======== Exercise input ========
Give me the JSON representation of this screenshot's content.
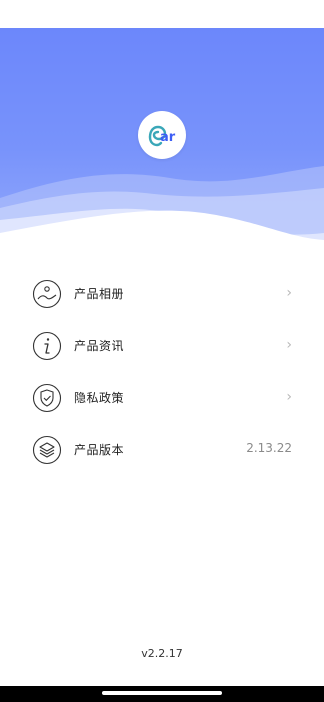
{
  "app": {
    "logo_text": "ear"
  },
  "menu": {
    "items": [
      {
        "label": "产品相册",
        "icon": "album-icon",
        "chevron": "›"
      },
      {
        "label": "产品资讯",
        "icon": "info-icon",
        "chevron": "›"
      },
      {
        "label": "隐私政策",
        "icon": "shield-check-icon",
        "chevron": "›"
      },
      {
        "label": "产品版本",
        "icon": "layers-icon",
        "value": "2.13.22"
      }
    ]
  },
  "footer": {
    "version": "v2.2.17"
  },
  "colors": {
    "header_gradient_top": "#6c87fb",
    "header_gradient_bottom": "#93a9fb",
    "logo_primary": "#3aa7b8",
    "logo_accent": "#3d5ef5"
  }
}
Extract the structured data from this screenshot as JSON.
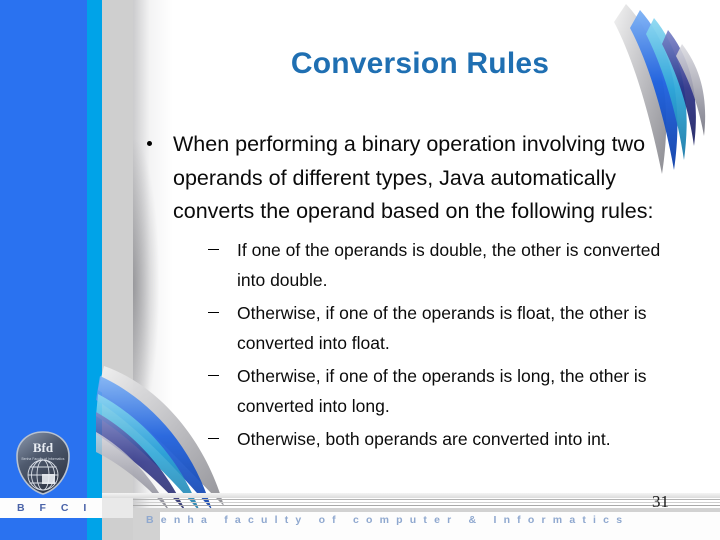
{
  "slide": {
    "title": "Conversion Rules",
    "page_number": "31",
    "title_color": "#1F6FB2",
    "accent_blue": "#2A72F0",
    "accent_cyan": "#00A3E8",
    "accent_gray": "#CFCFCF",
    "body": {
      "bullets": [
        {
          "text": "When performing a binary operation involving two operands of different types, Java automatically converts the operand based on the following rules:",
          "subbullets": [
            "If one of the operands is double, the other is converted into double.",
            "Otherwise, if one of the operands is float, the other is converted into float.",
            "Otherwise, if one of the operands is long, the other is converted into long.",
            "Otherwise, both operands are converted into int."
          ]
        }
      ]
    },
    "footer": {
      "text": "Benha faculty of computer & Informatics",
      "text_color": "#8FA8CF"
    },
    "logo": {
      "monogram": "Bfd",
      "caption": "B F C I",
      "caption_color": "#4A63A8"
    },
    "decor": {
      "swoosh_top_right": "feather-swoosh",
      "swoosh_bottom_left": "feather-swoosh-mirrored"
    }
  }
}
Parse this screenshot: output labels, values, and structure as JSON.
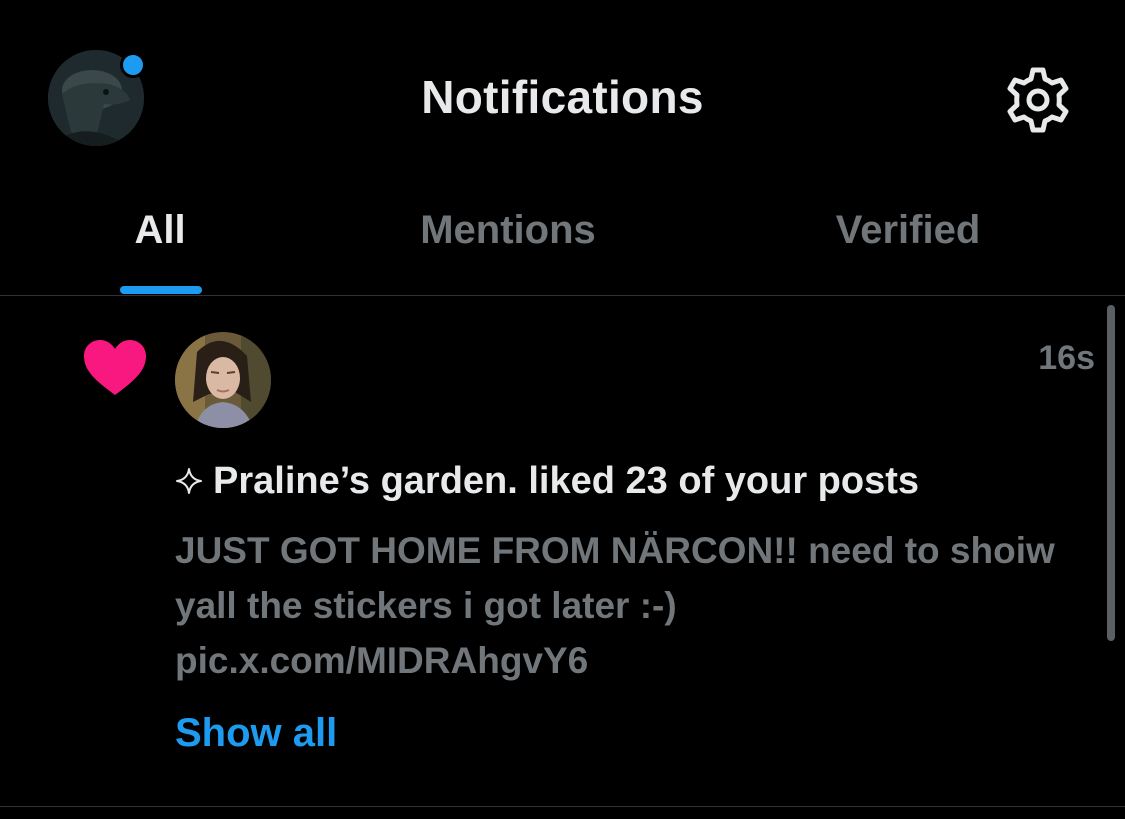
{
  "header": {
    "title": "Notifications",
    "avatar_icon": "user-avatar-icon",
    "settings_icon": "gear-icon",
    "unread_dot_color": "#1d9bf0"
  },
  "tabs": [
    {
      "label": "All",
      "active": true
    },
    {
      "label": "Mentions",
      "active": false
    },
    {
      "label": "Verified",
      "active": false
    }
  ],
  "notification": {
    "type_icon": "heart-icon",
    "type_icon_color": "#f91880",
    "timestamp": "16s",
    "headline_icon": "sparkle-icon",
    "headline": "Praline’s garden. liked 23 of your posts",
    "post_text": "JUST GOT HOME FROM NÄRCON!! need to shoiw yall the stickers i got later :-) pic.x.com/MIDRAhgvY6",
    "show_all_label": "Show all"
  },
  "colors": {
    "background": "#000000",
    "primary_text": "#e7e9ea",
    "secondary_text": "#71767b",
    "accent": "#1d9bf0",
    "like": "#f91880"
  }
}
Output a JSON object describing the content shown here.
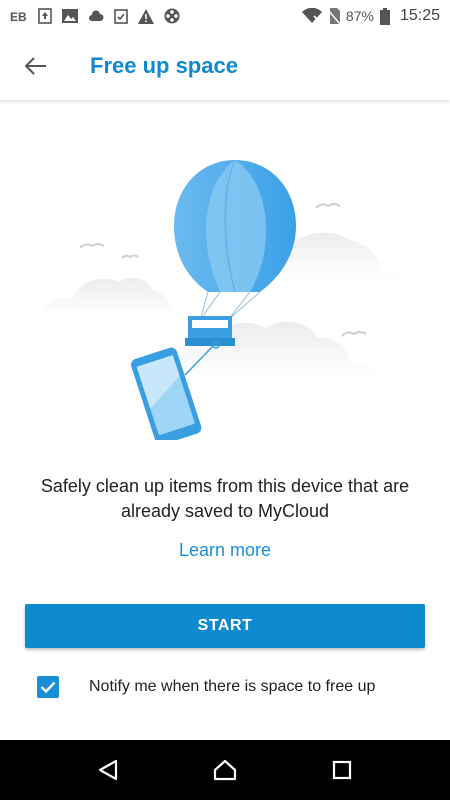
{
  "status_bar": {
    "battery_percent": "87%",
    "time": "15:25",
    "icons": [
      "app-icon",
      "upload-icon",
      "image-icon",
      "cloud-icon",
      "clipboard-check-icon",
      "warning-icon",
      "film-reel-icon"
    ]
  },
  "app_bar": {
    "title": "Free up space",
    "back_icon": "arrow-left-icon"
  },
  "main": {
    "description": "Safely clean up items from this device that are already saved to MyCloud",
    "learn_more": "Learn more",
    "start_label": "START",
    "notify_label": "Notify me when there is space to free up",
    "notify_checked": true
  },
  "nav_bar": {
    "buttons": [
      "back-icon",
      "home-icon",
      "recents-icon"
    ]
  },
  "colors": {
    "accent": "#0f89cf",
    "link": "#1b8fd6",
    "text": "#222222"
  }
}
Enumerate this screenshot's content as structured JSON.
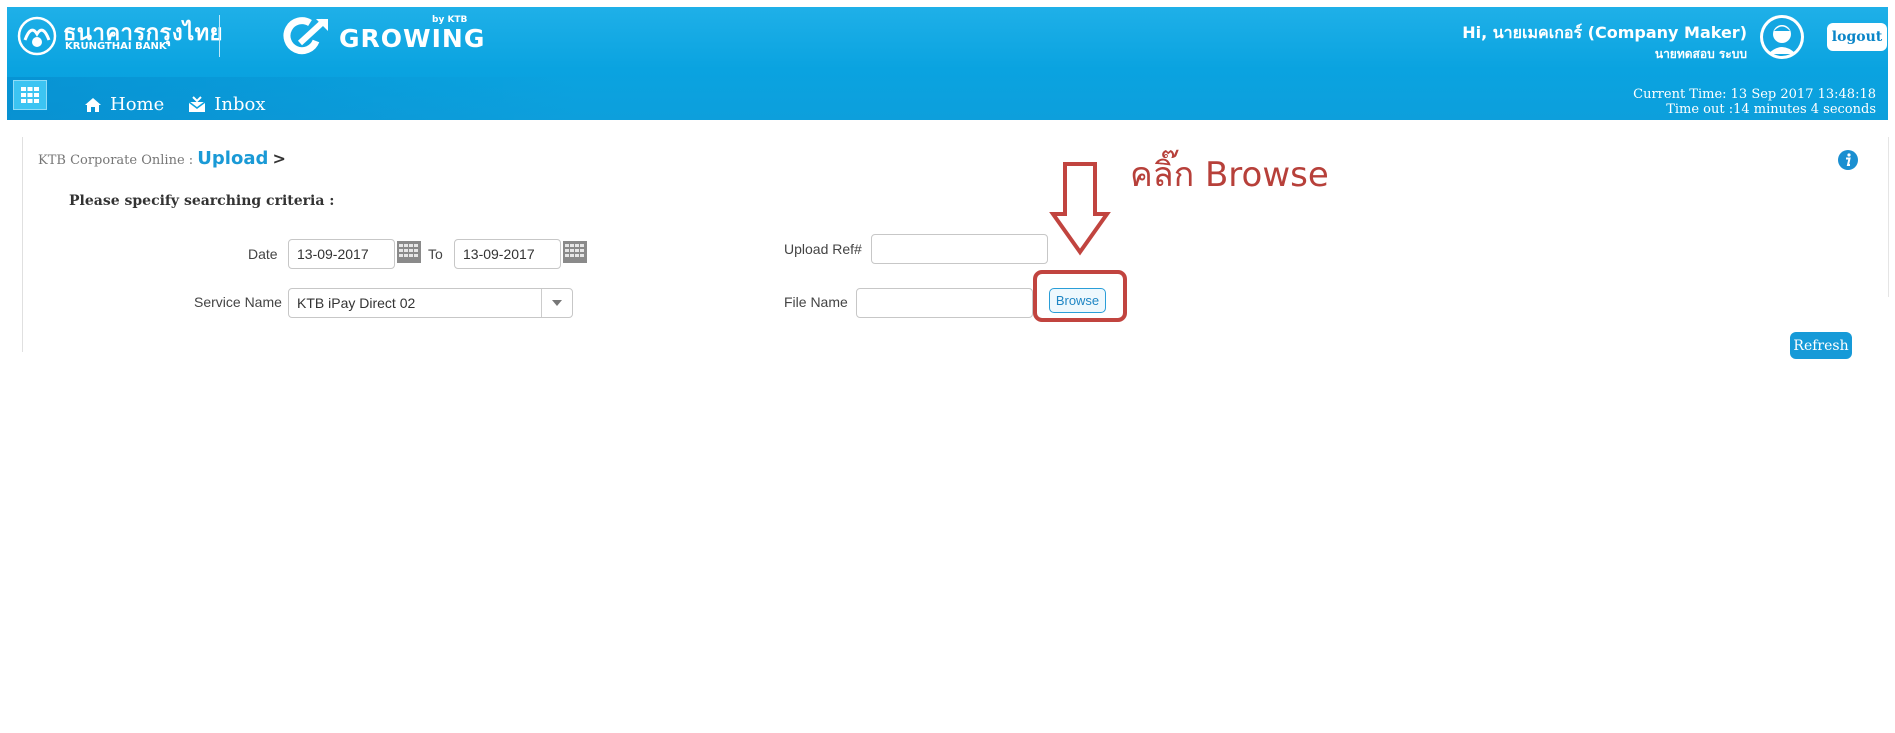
{
  "header": {
    "bank_name_thai": "ธนาคารกรุงไทย",
    "bank_name_en": "KRUNGTHAI BANK",
    "product_name": "GROWING",
    "product_by": "by KTB",
    "greeting": "Hi, นายเมคเกอร์ (Company Maker)",
    "user_subname": "นายทดสอบ ระบบ",
    "logout_label": "logout",
    "current_time": "Current Time: 13 Sep 2017 13:48:18",
    "timeout": "Time out :14 minutes 4 seconds"
  },
  "nav": {
    "home_label": "Home",
    "inbox_label": "Inbox"
  },
  "breadcrumb": {
    "root": "KTB Corporate Online :",
    "current": "Upload",
    "separator": ">"
  },
  "form": {
    "criteria_title": "Please specify searching criteria :",
    "date_label": "Date",
    "date_from": "13-09-2017",
    "to_label": "To",
    "date_to": "13-09-2017",
    "service_label": "Service Name",
    "service_value": "KTB iPay Direct 02",
    "upload_ref_label": "Upload Ref#",
    "upload_ref_value": "",
    "file_name_label": "File Name",
    "file_name_value": "",
    "browse_label": "Browse",
    "refresh_label": "Refresh"
  },
  "annotation": {
    "text": "คลิ๊ก Browse",
    "color": "#b7403a"
  },
  "colors": {
    "header_blue": "#0aa3e0",
    "accent": "#1a9ad6",
    "button_blue": "#169ad8"
  }
}
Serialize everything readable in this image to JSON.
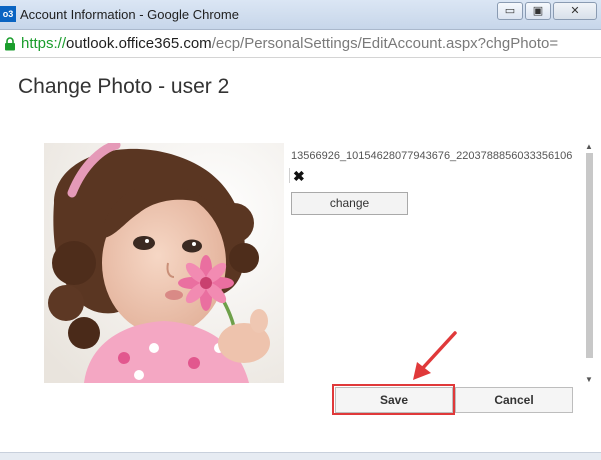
{
  "window": {
    "app_icon_text": "o3",
    "title": "Account Information - Google Chrome",
    "minimize": "▭",
    "maximize": "▣",
    "close": "✕"
  },
  "address_bar": {
    "scheme": "https://",
    "host": "outlook.office365.com",
    "path": "/ecp/PersonalSettings/EditAccount.aspx?chgPhoto="
  },
  "dialog": {
    "title": "Change Photo - user 2",
    "filename": "13566926_10154628077943676_2203788856033356106",
    "remove_icon": "✖",
    "change_label": "change",
    "save_label": "Save",
    "cancel_label": "Cancel"
  },
  "colors": {
    "highlight": "#e0393a",
    "secure_green": "#1a9d2c"
  }
}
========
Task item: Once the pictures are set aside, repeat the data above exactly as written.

Output of the exercise:
Give me the JSON representation of this screenshot's content.
{
  "app": {
    "logo_text": "ear"
  },
  "menu": {
    "items": [
      {
        "label": "产品相册",
        "icon": "album-icon",
        "chevron": "›"
      },
      {
        "label": "产品资讯",
        "icon": "info-icon",
        "chevron": "›"
      },
      {
        "label": "隐私政策",
        "icon": "shield-check-icon",
        "chevron": "›"
      },
      {
        "label": "产品版本",
        "icon": "layers-icon",
        "value": "2.13.22"
      }
    ]
  },
  "footer": {
    "version": "v2.2.17"
  },
  "colors": {
    "header_gradient_top": "#6c87fb",
    "header_gradient_bottom": "#93a9fb",
    "logo_primary": "#3aa7b8",
    "logo_accent": "#3d5ef5"
  }
}
Extract the structured data from this screenshot as JSON.
{
  "slide": {
    "title": "Conversion Rules",
    "page_number": "31",
    "title_color": "#1F6FB2",
    "accent_blue": "#2A72F0",
    "accent_cyan": "#00A3E8",
    "accent_gray": "#CFCFCF",
    "body": {
      "bullets": [
        {
          "text": "When performing a binary operation involving two operands of different types, Java automatically converts the operand based on the following rules:",
          "subbullets": [
            "If one of the operands is double, the other is converted into double.",
            "Otherwise, if one of the operands is float, the other is converted into float.",
            "Otherwise, if one of the operands is long, the other is converted into long.",
            "Otherwise, both operands are converted into int."
          ]
        }
      ]
    },
    "footer": {
      "text": "Benha faculty of computer & Informatics",
      "text_color": "#8FA8CF"
    },
    "logo": {
      "monogram": "Bfd",
      "caption": "B F C I",
      "caption_color": "#4A63A8"
    },
    "decor": {
      "swoosh_top_right": "feather-swoosh",
      "swoosh_bottom_left": "feather-swoosh-mirrored"
    }
  }
}
Parse this screenshot: output labels, values, and structure as JSON.
{
  "header": {
    "title": "Notifications",
    "avatar_icon": "user-avatar-icon",
    "settings_icon": "gear-icon",
    "unread_dot_color": "#1d9bf0"
  },
  "tabs": [
    {
      "label": "All",
      "active": true
    },
    {
      "label": "Mentions",
      "active": false
    },
    {
      "label": "Verified",
      "active": false
    }
  ],
  "notification": {
    "type_icon": "heart-icon",
    "type_icon_color": "#f91880",
    "timestamp": "16s",
    "headline_icon": "sparkle-icon",
    "headline": "Praline’s garden. liked 23 of your posts",
    "post_text": "JUST GOT HOME FROM NÄRCON!! need to shoiw yall the stickers i got later :-) pic.x.com/MIDRAhgvY6",
    "show_all_label": "Show all"
  },
  "colors": {
    "background": "#000000",
    "primary_text": "#e7e9ea",
    "secondary_text": "#71767b",
    "accent": "#1d9bf0",
    "like": "#f91880"
  }
}
Output a JSON object describing the content shown here.
{
  "status_bar": {
    "battery_percent": "87%",
    "time": "15:25",
    "icons": [
      "app-icon",
      "upload-icon",
      "image-icon",
      "cloud-icon",
      "clipboard-check-icon",
      "warning-icon",
      "film-reel-icon"
    ]
  },
  "app_bar": {
    "title": "Free up space",
    "back_icon": "arrow-left-icon"
  },
  "main": {
    "description": "Safely clean up items from this device that are already saved to MyCloud",
    "learn_more": "Learn more",
    "start_label": "START",
    "notify_label": "Notify me when there is space to free up",
    "notify_checked": true
  },
  "nav_bar": {
    "buttons": [
      "back-icon",
      "home-icon",
      "recents-icon"
    ]
  },
  "colors": {
    "accent": "#0f89cf",
    "link": "#1b8fd6",
    "text": "#222222"
  }
}
Enumerate this screenshot's content as structured JSON.
{
  "header": {
    "bank_name_thai": "ธนาคารกรุงไทย",
    "bank_name_en": "KRUNGTHAI BANK",
    "product_name": "GROWING",
    "product_by": "by KTB",
    "greeting": "Hi, นายเมคเกอร์ (Company Maker)",
    "user_subname": "นายทดสอบ ระบบ",
    "logout_label": "logout",
    "current_time": "Current Time: 13 Sep 2017 13:48:18",
    "timeout": "Time out :14 minutes 4 seconds"
  },
  "nav": {
    "home_label": "Home",
    "inbox_label": "Inbox"
  },
  "breadcrumb": {
    "root": "KTB Corporate Online :",
    "current": "Upload",
    "separator": ">"
  },
  "form": {
    "criteria_title": "Please specify searching criteria :",
    "date_label": "Date",
    "date_from": "13-09-2017",
    "to_label": "To",
    "date_to": "13-09-2017",
    "service_label": "Service Name",
    "service_value": "KTB iPay Direct 02",
    "upload_ref_label": "Upload Ref#",
    "upload_ref_value": "",
    "file_name_label": "File Name",
    "file_name_value": "",
    "browse_label": "Browse",
    "refresh_label": "Refresh"
  },
  "annotation": {
    "text": "คลิ๊ก Browse",
    "color": "#b7403a"
  },
  "colors": {
    "header_blue": "#0aa3e0",
    "accent": "#1a9ad6",
    "button_blue": "#169ad8"
  }
}
Serialize everything readable in this image to JSON.
{
  "window": {
    "app_icon_text": "o3",
    "title": "Account Information - Google Chrome",
    "minimize": "▭",
    "maximize": "▣",
    "close": "✕"
  },
  "address_bar": {
    "scheme": "https://",
    "host": "outlook.office365.com",
    "path": "/ecp/PersonalSettings/EditAccount.aspx?chgPhoto="
  },
  "dialog": {
    "title": "Change Photo - user 2",
    "filename": "13566926_10154628077943676_2203788856033356106",
    "remove_icon": "✖",
    "change_label": "change",
    "save_label": "Save",
    "cancel_label": "Cancel"
  },
  "colors": {
    "highlight": "#e0393a",
    "secure_green": "#1a9d2c"
  }
}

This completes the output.